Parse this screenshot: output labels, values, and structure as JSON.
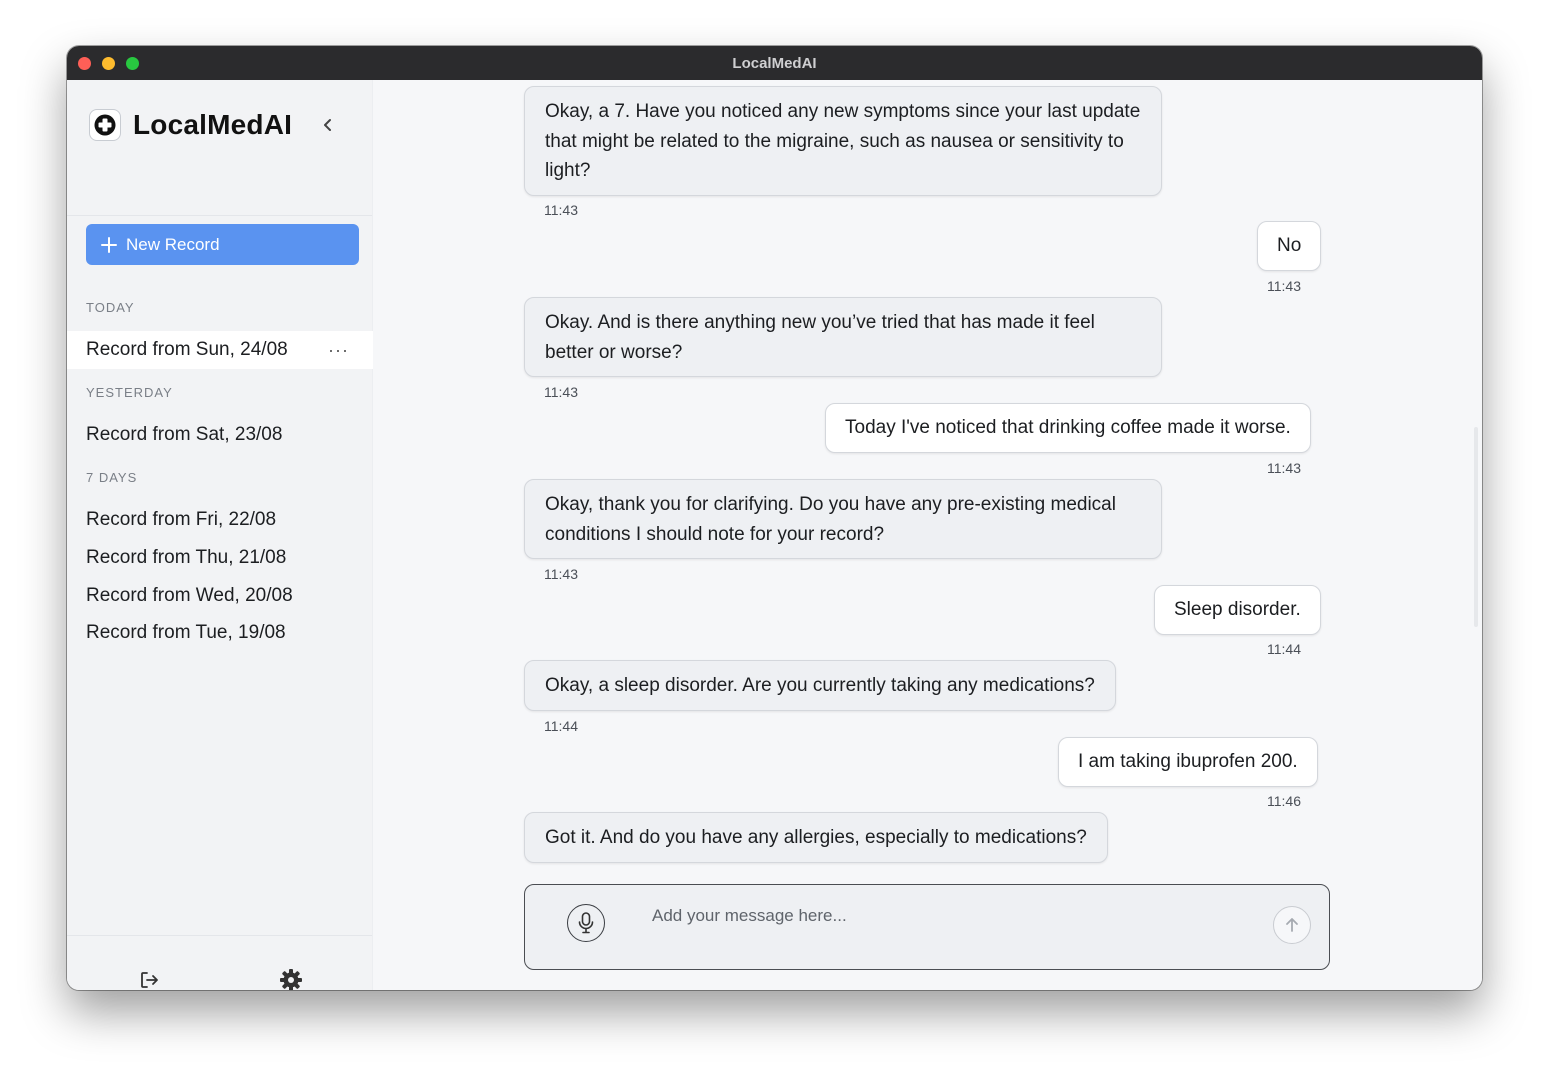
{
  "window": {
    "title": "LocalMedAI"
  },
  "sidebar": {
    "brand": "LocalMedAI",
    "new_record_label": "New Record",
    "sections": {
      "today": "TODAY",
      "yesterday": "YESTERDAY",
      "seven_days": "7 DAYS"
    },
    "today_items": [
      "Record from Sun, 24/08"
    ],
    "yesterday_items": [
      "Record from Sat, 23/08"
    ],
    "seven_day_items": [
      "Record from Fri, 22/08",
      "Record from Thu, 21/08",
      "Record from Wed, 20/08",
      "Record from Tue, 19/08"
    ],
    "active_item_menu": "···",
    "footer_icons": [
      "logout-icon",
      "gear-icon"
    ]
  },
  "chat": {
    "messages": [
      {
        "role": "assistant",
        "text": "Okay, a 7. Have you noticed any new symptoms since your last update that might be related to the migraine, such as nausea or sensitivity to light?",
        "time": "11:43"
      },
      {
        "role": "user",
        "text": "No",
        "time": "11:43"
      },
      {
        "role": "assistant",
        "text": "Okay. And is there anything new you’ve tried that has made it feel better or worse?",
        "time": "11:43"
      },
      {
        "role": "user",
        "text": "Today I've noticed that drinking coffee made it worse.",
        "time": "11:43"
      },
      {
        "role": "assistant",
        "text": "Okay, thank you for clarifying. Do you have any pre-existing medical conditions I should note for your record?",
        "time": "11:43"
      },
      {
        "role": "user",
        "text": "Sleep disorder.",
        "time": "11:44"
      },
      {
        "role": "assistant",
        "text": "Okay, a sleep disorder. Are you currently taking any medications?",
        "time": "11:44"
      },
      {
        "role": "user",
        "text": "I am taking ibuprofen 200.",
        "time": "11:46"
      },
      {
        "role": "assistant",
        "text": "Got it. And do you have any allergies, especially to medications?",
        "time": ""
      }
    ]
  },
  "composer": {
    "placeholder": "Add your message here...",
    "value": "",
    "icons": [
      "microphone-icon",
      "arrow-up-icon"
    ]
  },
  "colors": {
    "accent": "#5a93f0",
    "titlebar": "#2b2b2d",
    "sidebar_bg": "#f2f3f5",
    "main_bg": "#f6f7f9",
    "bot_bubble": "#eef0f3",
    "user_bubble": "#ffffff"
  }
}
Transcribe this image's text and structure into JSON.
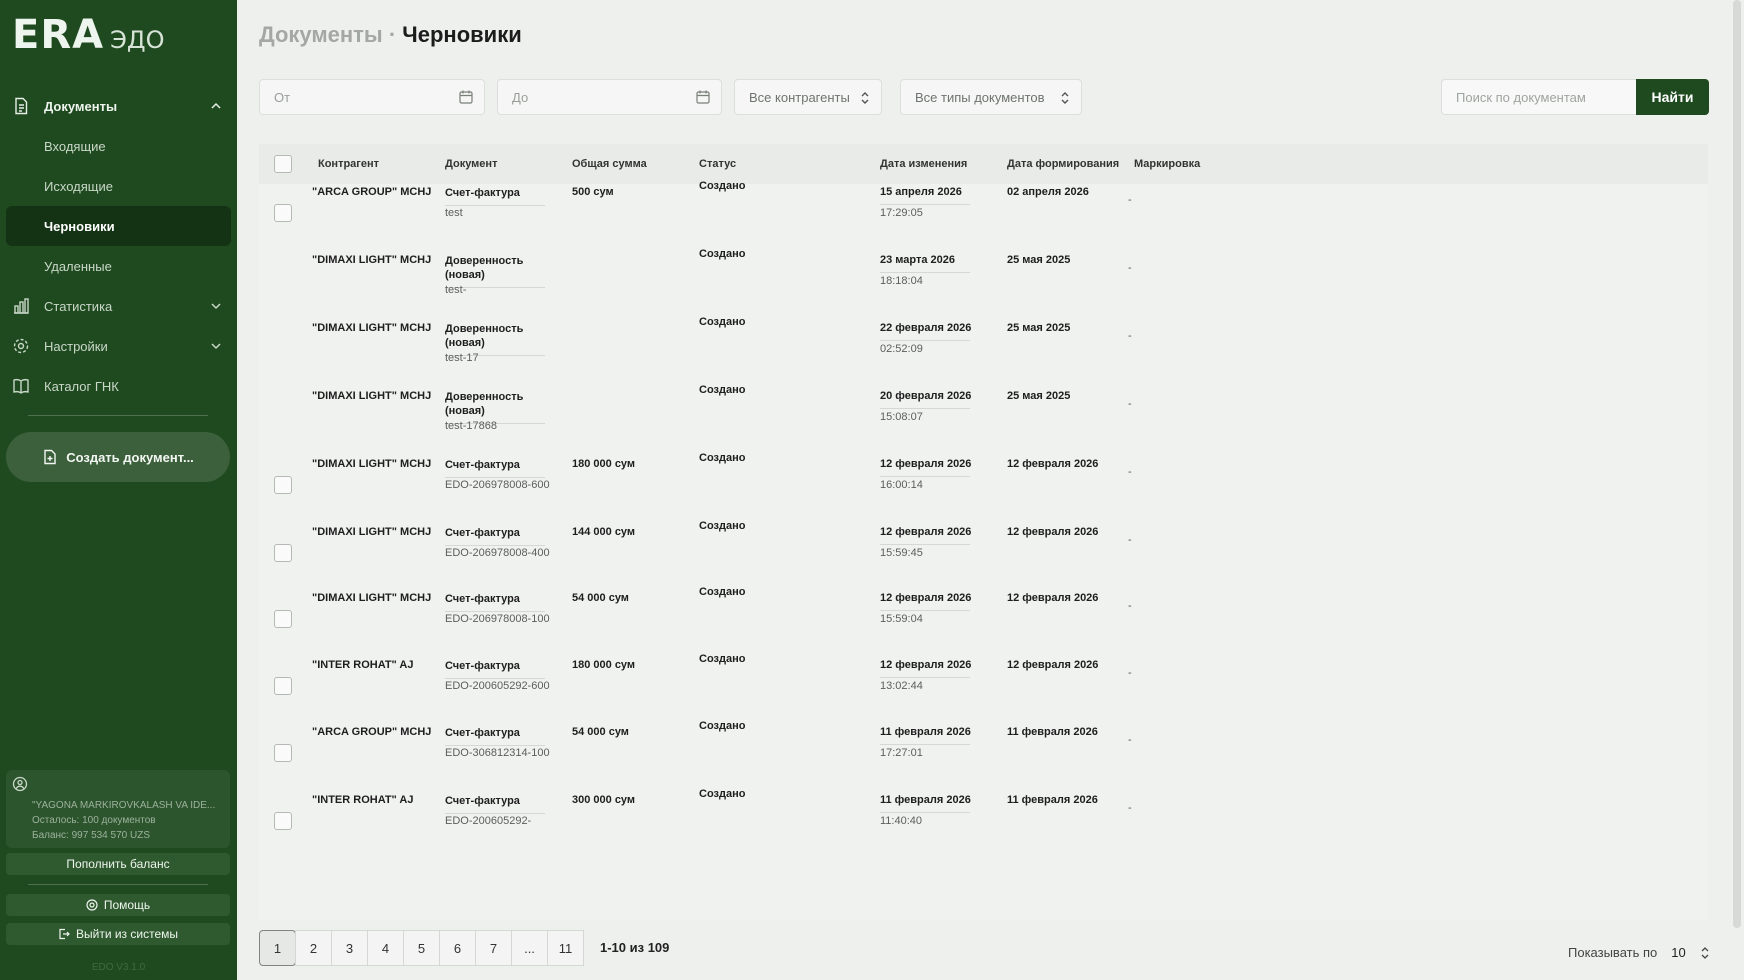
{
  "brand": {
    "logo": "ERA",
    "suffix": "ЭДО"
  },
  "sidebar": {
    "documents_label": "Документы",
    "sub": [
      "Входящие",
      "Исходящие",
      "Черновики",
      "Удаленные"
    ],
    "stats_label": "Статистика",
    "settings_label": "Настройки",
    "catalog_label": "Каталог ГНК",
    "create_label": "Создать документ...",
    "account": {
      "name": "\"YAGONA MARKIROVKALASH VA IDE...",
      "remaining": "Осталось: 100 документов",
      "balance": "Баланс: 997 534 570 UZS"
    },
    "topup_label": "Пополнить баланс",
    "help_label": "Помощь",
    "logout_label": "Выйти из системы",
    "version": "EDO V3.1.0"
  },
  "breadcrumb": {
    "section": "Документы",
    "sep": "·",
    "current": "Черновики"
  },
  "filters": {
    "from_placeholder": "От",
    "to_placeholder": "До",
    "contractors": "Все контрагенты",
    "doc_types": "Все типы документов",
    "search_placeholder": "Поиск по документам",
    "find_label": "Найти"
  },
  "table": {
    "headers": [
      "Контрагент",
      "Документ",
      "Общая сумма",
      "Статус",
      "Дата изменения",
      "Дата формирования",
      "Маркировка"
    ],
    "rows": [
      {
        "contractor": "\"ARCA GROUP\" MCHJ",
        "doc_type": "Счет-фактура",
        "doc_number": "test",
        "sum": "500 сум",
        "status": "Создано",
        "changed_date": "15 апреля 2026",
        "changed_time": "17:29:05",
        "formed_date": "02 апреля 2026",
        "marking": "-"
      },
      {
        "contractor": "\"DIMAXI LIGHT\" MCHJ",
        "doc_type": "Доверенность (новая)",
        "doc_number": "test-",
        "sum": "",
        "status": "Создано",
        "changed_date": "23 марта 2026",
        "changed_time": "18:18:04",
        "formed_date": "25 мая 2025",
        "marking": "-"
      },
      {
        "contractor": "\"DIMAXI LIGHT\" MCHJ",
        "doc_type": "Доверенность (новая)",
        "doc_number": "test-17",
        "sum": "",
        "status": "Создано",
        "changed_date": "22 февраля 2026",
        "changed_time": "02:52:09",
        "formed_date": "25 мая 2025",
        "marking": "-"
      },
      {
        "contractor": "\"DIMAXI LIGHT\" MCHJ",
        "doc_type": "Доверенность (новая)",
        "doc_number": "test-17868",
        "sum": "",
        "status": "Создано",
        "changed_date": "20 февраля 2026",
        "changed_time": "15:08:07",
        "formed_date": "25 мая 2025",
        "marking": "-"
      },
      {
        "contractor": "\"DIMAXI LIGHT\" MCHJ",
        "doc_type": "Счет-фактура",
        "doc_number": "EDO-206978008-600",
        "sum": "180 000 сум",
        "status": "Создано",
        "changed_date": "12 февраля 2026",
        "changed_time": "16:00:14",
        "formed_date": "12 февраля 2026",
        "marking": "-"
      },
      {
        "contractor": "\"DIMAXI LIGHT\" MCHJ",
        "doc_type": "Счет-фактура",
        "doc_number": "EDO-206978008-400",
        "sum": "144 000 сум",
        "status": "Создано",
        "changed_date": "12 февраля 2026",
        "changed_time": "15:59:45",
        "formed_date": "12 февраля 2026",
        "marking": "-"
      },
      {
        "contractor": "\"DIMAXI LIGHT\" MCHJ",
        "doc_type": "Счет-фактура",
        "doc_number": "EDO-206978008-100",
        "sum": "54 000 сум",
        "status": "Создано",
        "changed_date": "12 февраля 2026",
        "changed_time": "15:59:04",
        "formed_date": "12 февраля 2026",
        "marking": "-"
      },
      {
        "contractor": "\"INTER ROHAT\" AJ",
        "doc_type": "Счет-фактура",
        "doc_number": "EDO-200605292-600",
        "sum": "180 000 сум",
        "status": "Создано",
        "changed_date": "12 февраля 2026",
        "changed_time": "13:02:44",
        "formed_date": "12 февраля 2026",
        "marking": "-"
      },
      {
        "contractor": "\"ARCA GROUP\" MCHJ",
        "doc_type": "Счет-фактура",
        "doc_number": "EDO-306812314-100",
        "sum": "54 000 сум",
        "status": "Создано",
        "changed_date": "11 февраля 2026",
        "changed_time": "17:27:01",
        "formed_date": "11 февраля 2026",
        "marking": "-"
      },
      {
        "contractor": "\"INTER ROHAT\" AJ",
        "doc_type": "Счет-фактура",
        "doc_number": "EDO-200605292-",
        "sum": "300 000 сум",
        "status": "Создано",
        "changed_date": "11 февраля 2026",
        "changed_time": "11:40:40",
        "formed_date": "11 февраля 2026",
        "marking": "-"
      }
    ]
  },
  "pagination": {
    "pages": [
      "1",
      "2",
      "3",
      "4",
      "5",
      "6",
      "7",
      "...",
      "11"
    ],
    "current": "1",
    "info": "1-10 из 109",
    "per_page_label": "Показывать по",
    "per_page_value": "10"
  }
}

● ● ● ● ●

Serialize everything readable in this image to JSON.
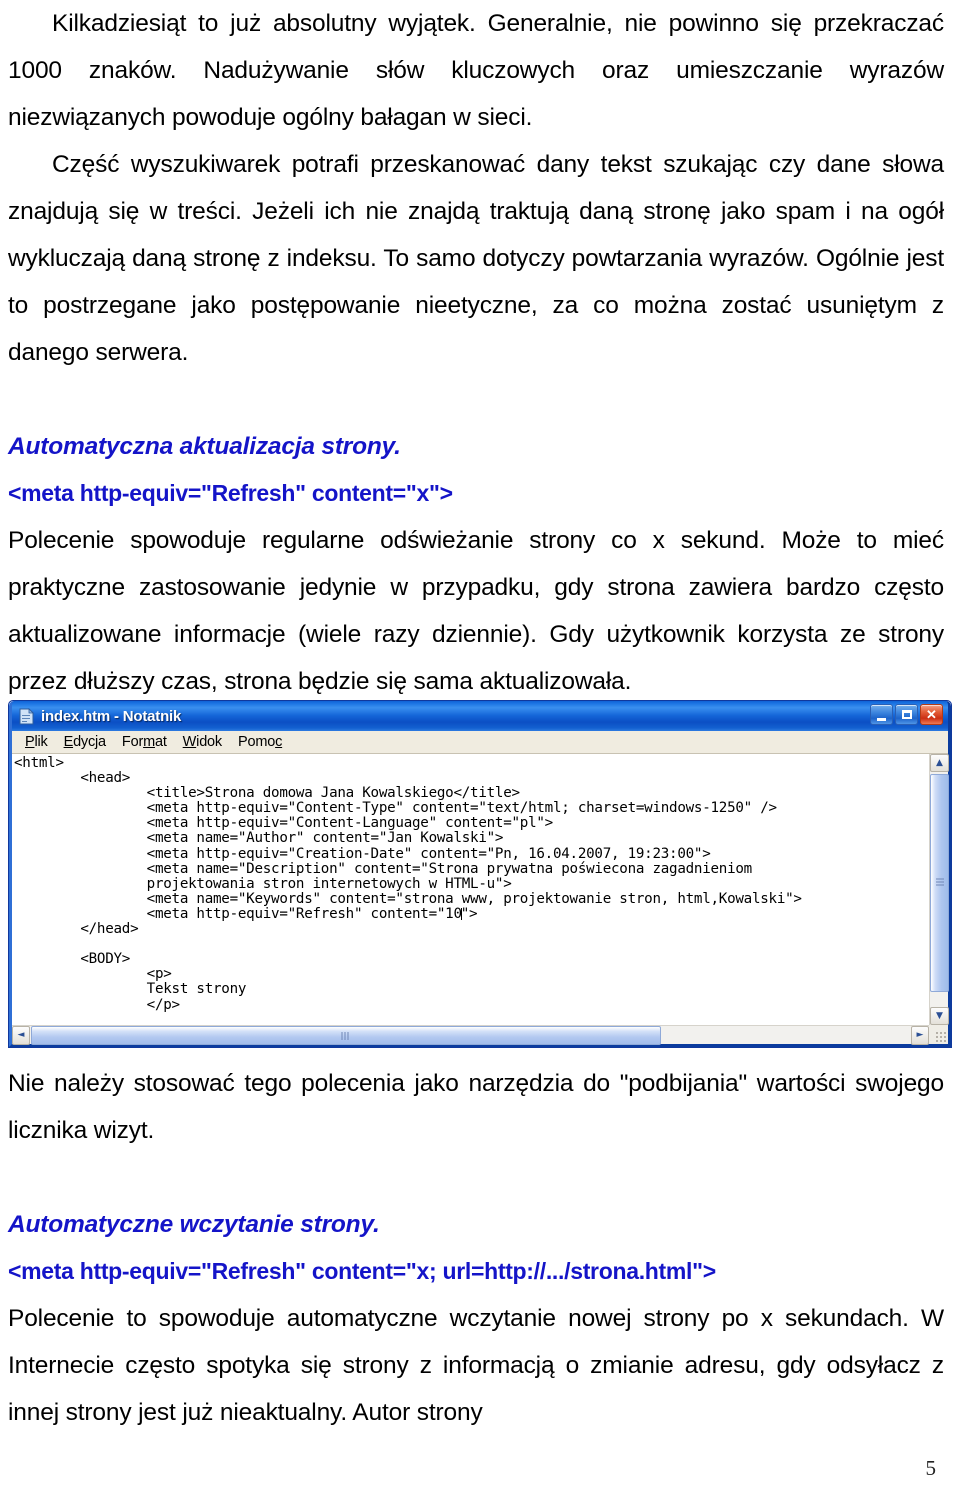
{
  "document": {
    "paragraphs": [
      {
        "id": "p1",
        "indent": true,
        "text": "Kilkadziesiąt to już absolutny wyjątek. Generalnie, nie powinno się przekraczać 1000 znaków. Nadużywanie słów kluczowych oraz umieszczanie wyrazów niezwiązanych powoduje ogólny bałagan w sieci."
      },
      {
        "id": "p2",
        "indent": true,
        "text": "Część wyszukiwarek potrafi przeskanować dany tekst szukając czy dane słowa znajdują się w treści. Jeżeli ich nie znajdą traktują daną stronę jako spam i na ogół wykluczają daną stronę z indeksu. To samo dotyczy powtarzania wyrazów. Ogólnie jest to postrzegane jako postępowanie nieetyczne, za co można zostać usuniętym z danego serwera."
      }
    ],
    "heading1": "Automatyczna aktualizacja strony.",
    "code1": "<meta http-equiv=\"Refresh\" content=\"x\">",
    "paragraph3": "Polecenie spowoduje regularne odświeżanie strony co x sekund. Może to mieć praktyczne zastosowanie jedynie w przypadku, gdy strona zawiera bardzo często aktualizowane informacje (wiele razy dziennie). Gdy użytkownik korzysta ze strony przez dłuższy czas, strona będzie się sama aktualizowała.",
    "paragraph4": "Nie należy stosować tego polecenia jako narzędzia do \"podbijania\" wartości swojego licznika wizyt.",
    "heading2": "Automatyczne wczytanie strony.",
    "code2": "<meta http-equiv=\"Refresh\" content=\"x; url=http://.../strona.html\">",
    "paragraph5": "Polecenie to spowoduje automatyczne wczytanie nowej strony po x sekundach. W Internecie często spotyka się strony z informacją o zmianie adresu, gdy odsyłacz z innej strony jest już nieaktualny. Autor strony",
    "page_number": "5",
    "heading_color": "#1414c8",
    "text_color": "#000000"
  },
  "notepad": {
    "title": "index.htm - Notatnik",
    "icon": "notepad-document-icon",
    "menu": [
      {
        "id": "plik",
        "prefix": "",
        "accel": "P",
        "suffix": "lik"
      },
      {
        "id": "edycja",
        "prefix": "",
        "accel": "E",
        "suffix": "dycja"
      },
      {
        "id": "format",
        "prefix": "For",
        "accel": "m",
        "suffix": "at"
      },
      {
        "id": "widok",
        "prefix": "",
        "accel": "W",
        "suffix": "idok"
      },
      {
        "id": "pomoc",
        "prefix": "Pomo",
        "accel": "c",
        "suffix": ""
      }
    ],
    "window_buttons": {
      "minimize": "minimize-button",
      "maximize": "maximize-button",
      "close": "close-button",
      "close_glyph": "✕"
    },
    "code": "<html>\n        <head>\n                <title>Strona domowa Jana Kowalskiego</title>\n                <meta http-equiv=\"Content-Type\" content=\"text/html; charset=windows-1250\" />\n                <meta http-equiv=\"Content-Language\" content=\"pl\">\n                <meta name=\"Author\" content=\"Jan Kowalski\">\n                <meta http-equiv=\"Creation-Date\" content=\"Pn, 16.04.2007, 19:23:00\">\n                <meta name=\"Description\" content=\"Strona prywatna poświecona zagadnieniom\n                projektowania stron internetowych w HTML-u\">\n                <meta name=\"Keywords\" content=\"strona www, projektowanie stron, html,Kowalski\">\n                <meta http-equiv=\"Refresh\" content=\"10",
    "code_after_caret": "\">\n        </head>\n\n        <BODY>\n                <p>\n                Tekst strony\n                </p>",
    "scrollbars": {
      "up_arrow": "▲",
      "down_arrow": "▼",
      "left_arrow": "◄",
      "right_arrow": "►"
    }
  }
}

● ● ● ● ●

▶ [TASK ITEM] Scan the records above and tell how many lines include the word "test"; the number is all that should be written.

▶ [TASK RESPONSE] 4